Front Microbiol. 2021 Jun 21;12:652962. doi: 10.3389/fmicb.2021.652962.eCollection 2021.
Hans J Netter12, Marilou H Barrios13, Margaret Littlejohn1, Lilly K W Yuen1
1Victorian Infectious Diseases Reference Laboratory (VIDRL), Melbourne Health, The Peter Doherty Institute, Melbourne, VIC, Australia.
2School of Science, Royal Melbourne Institute of Technology (RMIT) University, Melbourne, VIC, Australia.
3The Peter Doherty Institute, University of Melbourne, Melbourne, VIC, Australia.

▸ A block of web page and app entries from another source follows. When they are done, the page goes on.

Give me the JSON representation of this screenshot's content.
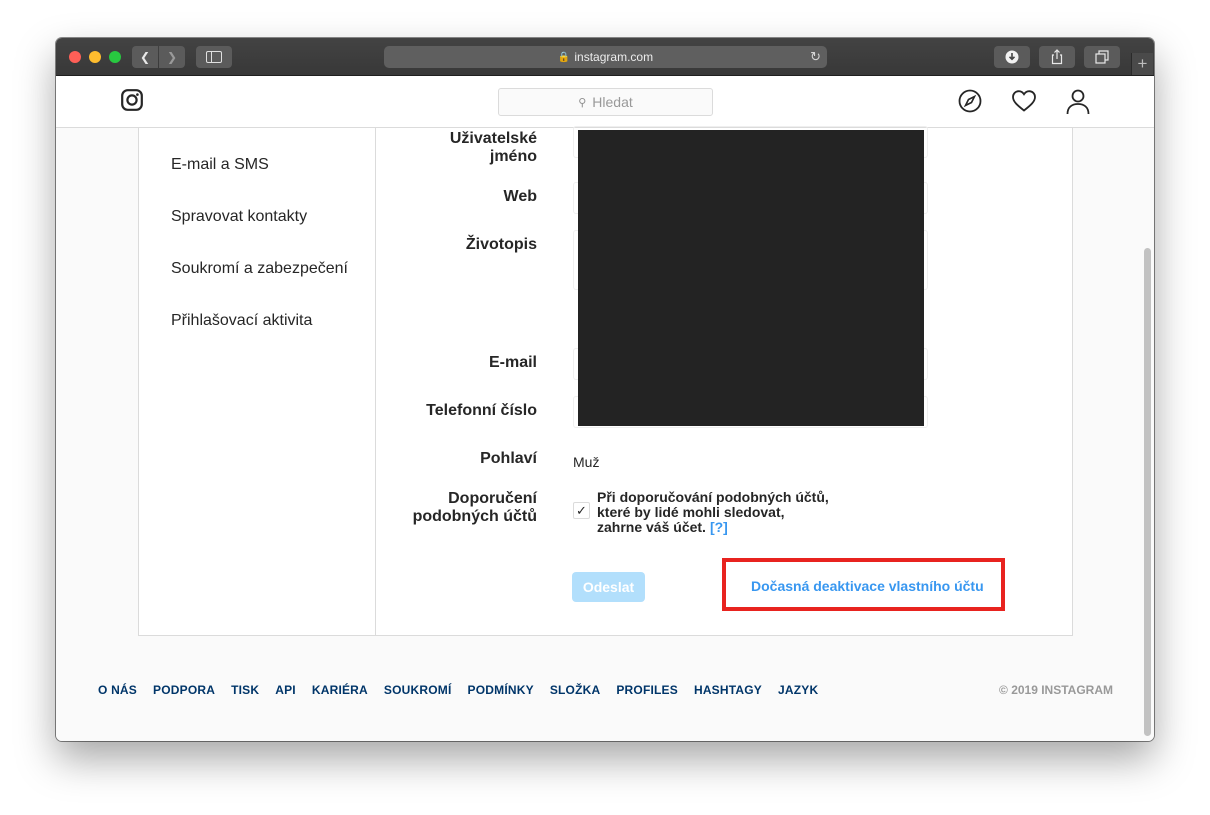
{
  "browser": {
    "url": "instagram.com"
  },
  "header": {
    "search_placeholder": "Hledat"
  },
  "sidebar": {
    "items": [
      {
        "label": "E-mail a SMS"
      },
      {
        "label": "Spravovat kontakty"
      },
      {
        "label": "Soukromí a zabezpečení"
      },
      {
        "label": "Přihlašovací aktivita"
      }
    ]
  },
  "form": {
    "labels": {
      "username_line1": "Uživatelské",
      "username_line2": "jméno",
      "web": "Web",
      "bio": "Životopis",
      "email": "E-mail",
      "phone": "Telefonní číslo",
      "gender": "Pohlaví",
      "suggest_line1": "Doporučení",
      "suggest_line2": "podobných účtů"
    },
    "gender_value": "Muž",
    "suggest_checked": true,
    "suggest_text_line1": "Při doporučování podobných účtů,",
    "suggest_text_line2": "které by lidé mohli sledovat,",
    "suggest_text_line3": "zahrne váš účet.",
    "help_link": "[?]",
    "submit_label": "Odeslat",
    "deactivate_label": "Dočasná deaktivace vlastního účtu"
  },
  "footer": {
    "links": [
      "O NÁS",
      "PODPORA",
      "TISK",
      "API",
      "KARIÉRA",
      "SOUKROMÍ",
      "PODMÍNKY",
      "SLOŽKA",
      "PROFILES",
      "HASHTAGY",
      "JAZYK"
    ],
    "copyright": "© 2019 INSTAGRAM"
  },
  "colors": {
    "accent": "#3897f0",
    "highlight": "#e8231f",
    "submit_disabled": "#b2dffc"
  }
}
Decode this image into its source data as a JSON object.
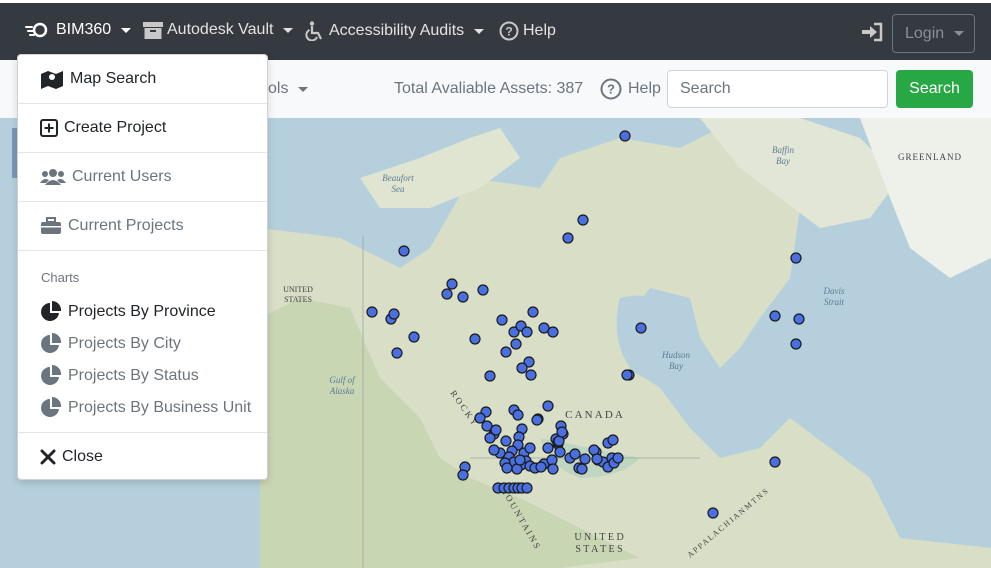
{
  "navbar": {
    "brand": "BIM360",
    "vault": "Autodesk Vault",
    "audits": "Accessibility Audits",
    "help": "Help",
    "login": "Login"
  },
  "toolbar": {
    "tools_fragment": "ols",
    "assets_text": "Total Avaliable Assets: 387",
    "help": "Help",
    "search_placeholder": "Search",
    "search_button": "Search"
  },
  "dropdown": {
    "map_search": "Map Search",
    "create_project": "Create Project",
    "current_users": "Current Users",
    "current_projects": "Current Projects",
    "charts_header": "Charts",
    "by_province": "Projects By Province",
    "by_city": "Projects By City",
    "by_status": "Projects By Status",
    "by_business_unit": "Projects By Business Unit",
    "close": "Close"
  },
  "map": {
    "labels": {
      "beaufort": "Beaufort",
      "sea": "Sea",
      "baffin": "Baffin",
      "bay_baffin": "Bay",
      "greenland": "GREENLAND",
      "united": "UNITED",
      "states": "STATES",
      "davis": "Davis",
      "strait": "Strait",
      "hudson": "Hudson",
      "bay_hudson": "Bay",
      "gulf_of": "Gulf of",
      "alaska": "Alaska",
      "canada": "C A N A D A",
      "rocky": "R O C K Y",
      "mountains": "M O U N T A I N S",
      "united2": "U N I T E D",
      "states2": "S T A T E S",
      "appalachian": "A P P A L A C H I A N   M T N S"
    },
    "marker_color": "#4a6fe0",
    "marker_count_visible": 120
  }
}
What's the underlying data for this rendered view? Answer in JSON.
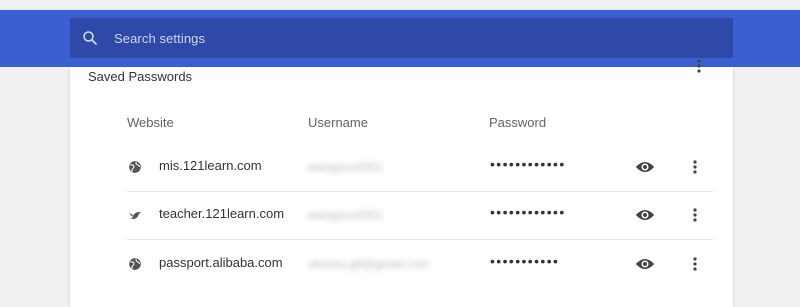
{
  "search": {
    "placeholder": "Search settings",
    "icon": "search-icon"
  },
  "section": {
    "title": "Saved Passwords"
  },
  "table": {
    "columns": [
      "Website",
      "Username",
      "Password"
    ],
    "rows": [
      {
        "site": "mis.121learn.com",
        "site_icon": "globe-icon",
        "username": "wangyou0001",
        "password": "••••••••••••"
      },
      {
        "site": "teacher.121learn.com",
        "site_icon": "bird-icon",
        "username": "wangyou0001",
        "password": "••••••••••••"
      },
      {
        "site": "passport.alibaba.com",
        "site_icon": "globe-icon",
        "username": "wlnnnu.gfl@gmail.com",
        "password": "•••••••••••"
      }
    ]
  },
  "colors": {
    "header_bg": "#3b5fd1",
    "search_bg": "#2e49a8",
    "page_bg": "#f1f1f1"
  }
}
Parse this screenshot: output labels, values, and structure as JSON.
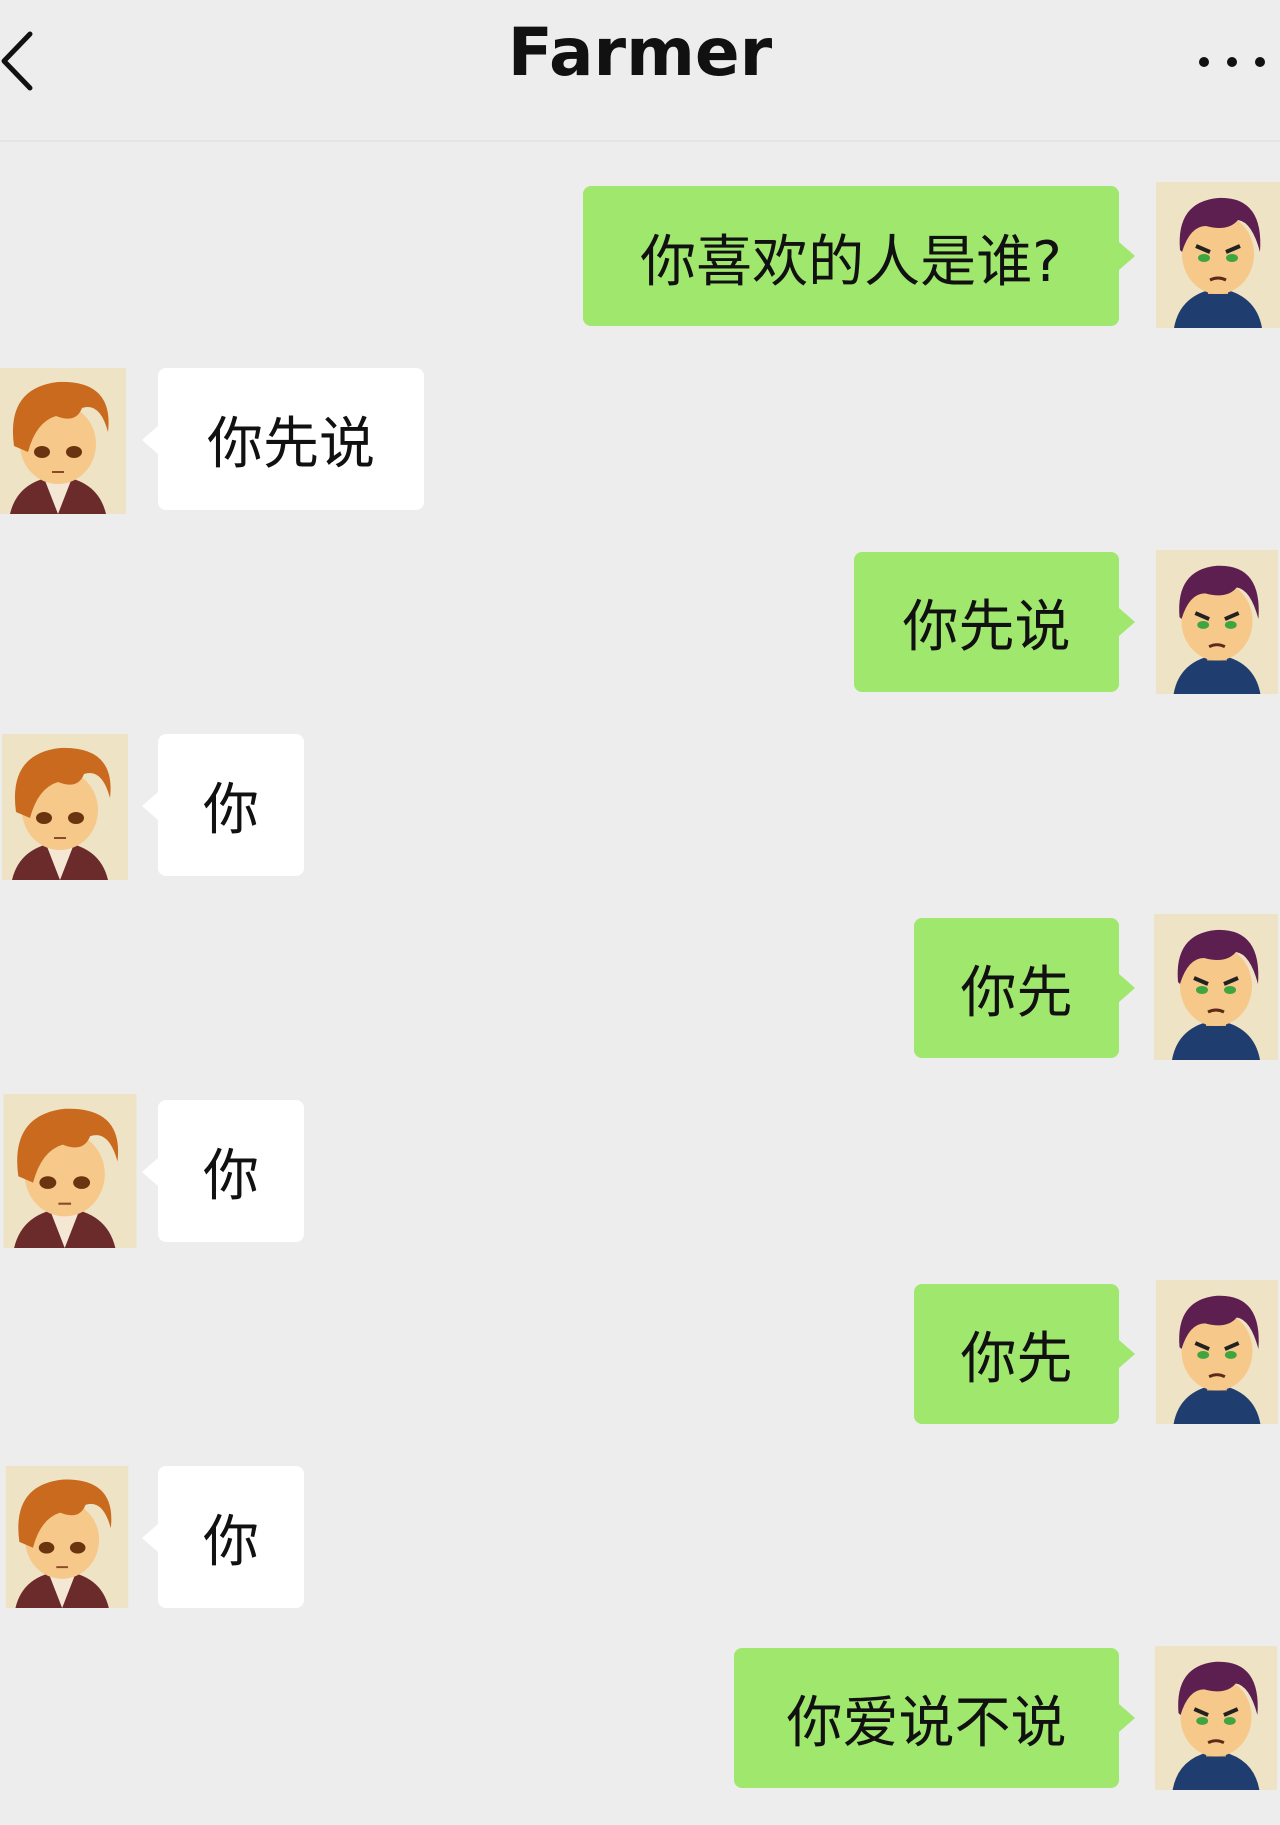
{
  "header": {
    "title": "Farmer",
    "back_icon": "chevron-left-icon",
    "more_icon": "more-horizontal-icon"
  },
  "colors": {
    "background": "#ededed",
    "my_bubble": "#a0e76e",
    "their_bubble": "#ffffff",
    "text": "#111111"
  },
  "messages": [
    {
      "sender": "me",
      "text": "你喜欢的人是谁?"
    },
    {
      "sender": "them",
      "text": "你先说"
    },
    {
      "sender": "me",
      "text": "你先说"
    },
    {
      "sender": "them",
      "text": "你"
    },
    {
      "sender": "me",
      "text": "你先"
    },
    {
      "sender": "them",
      "text": "你"
    },
    {
      "sender": "me",
      "text": "你先"
    },
    {
      "sender": "them",
      "text": "你"
    },
    {
      "sender": "me",
      "text": "你爱说不说"
    }
  ]
}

Hepatitis delta virus (HDV) is a human pathogen, and the only known species in the genus Deltavirus. HDV is a satellite virus and depends on the hepatitis B virus (HBV) for packaging, release, and transmission. Extracellular HDV virions contain the genomic HDV RNA, a single-stranded negative-sense and covalently closed circular RNA molecule, which is associated with the HDV-encoded delta antigen forming a ribonucleoprotein complex, and enveloped by the HBV surface antigens. Replication occurs in the nucleus and is mediated by host enzymes and assisted by cis-acting ribozymes allowing the formation of monomer length molecules which are ligated by host ligases to form unbranched rod-like circles. Recently, meta-transcriptomic studies investigating various vertebrate and invertebrate samples identified RNA species with similarities to HDV RNA. The delta-like agents may be representatives of novel subviral agents or satellite viruses which share with HDV, the self-complementarity of the circular RNA genome, the ability to encode a protein, and the presence of ribozyme sequences. The widespread distribution of delta-like agents across different taxa with considerable phylogenetic distances may be instrumental in comprehending their evolutionary history by elucidating the transition from transcriptome to cellular circular RNAs to infectious subviral agents.